One of the great things that came to us when we purchased this boat was the experience of the yacht broker who arranged the sale. Joel has a vast store of information about how these boats are put together, and the best way to use and take care of them. He is happy to share that information with his customers.
By email I asked him a question about our engine installation. After answering that, he mentioned that I might want to look closely at the transmission cooler. They had a history of corrosion and if they corroded to the point of failure, the engine room could fill up with seawater. Not a good thing!
The other day we drove a bit to get a new cooler, and I spent most of today in the engine room getting the old one out and the new one in, after a few modifications.
Sure enough, the old one was badly corroded! All on the inside. The outside looked just fine. Thanks again to Joel for the heads up on this!
As you can see from the picture, several parts of the old cooler have lost a lot of metal compared to the new one. Sharp eyed viewers might notice a hole in the new one. I drilled and tapped a hole to take a zinc anode which will hopefully reduce or eliminate the corrosion in this part in the future.
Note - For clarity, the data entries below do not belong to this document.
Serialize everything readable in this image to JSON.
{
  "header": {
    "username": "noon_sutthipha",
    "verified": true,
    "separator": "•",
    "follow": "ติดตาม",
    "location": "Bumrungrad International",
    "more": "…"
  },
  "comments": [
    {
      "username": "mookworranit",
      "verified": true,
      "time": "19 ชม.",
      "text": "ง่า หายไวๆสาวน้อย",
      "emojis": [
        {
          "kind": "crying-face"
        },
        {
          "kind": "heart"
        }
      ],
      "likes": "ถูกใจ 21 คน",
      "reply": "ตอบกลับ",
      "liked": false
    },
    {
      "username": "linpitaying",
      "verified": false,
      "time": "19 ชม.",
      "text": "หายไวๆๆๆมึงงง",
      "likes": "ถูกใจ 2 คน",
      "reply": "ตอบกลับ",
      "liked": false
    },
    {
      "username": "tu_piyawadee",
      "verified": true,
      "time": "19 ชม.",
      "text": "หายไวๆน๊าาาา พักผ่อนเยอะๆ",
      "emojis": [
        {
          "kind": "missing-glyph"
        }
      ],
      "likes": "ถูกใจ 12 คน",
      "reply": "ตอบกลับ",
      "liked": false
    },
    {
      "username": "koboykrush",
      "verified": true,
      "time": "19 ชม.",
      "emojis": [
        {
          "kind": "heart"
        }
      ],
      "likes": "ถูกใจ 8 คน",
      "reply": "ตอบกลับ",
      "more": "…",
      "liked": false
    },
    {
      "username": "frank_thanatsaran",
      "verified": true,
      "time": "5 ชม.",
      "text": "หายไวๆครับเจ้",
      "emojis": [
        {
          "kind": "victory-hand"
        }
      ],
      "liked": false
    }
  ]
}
Here is the new cooler, modified to take a zinc anode, ready to install on the boat’s transmission. Now, instead of changing a $200 transmission cooler because it has corroded, I can change a $2 zinc. Getting this project done took most of a day, but it will help us follow the first, and most important, rule of sailing, “Keep the water out of the boat!”
Nice modification Bill. I replaced Libby’s oil cooler back in Tahiti. I may remove and tap in threads for an Anode.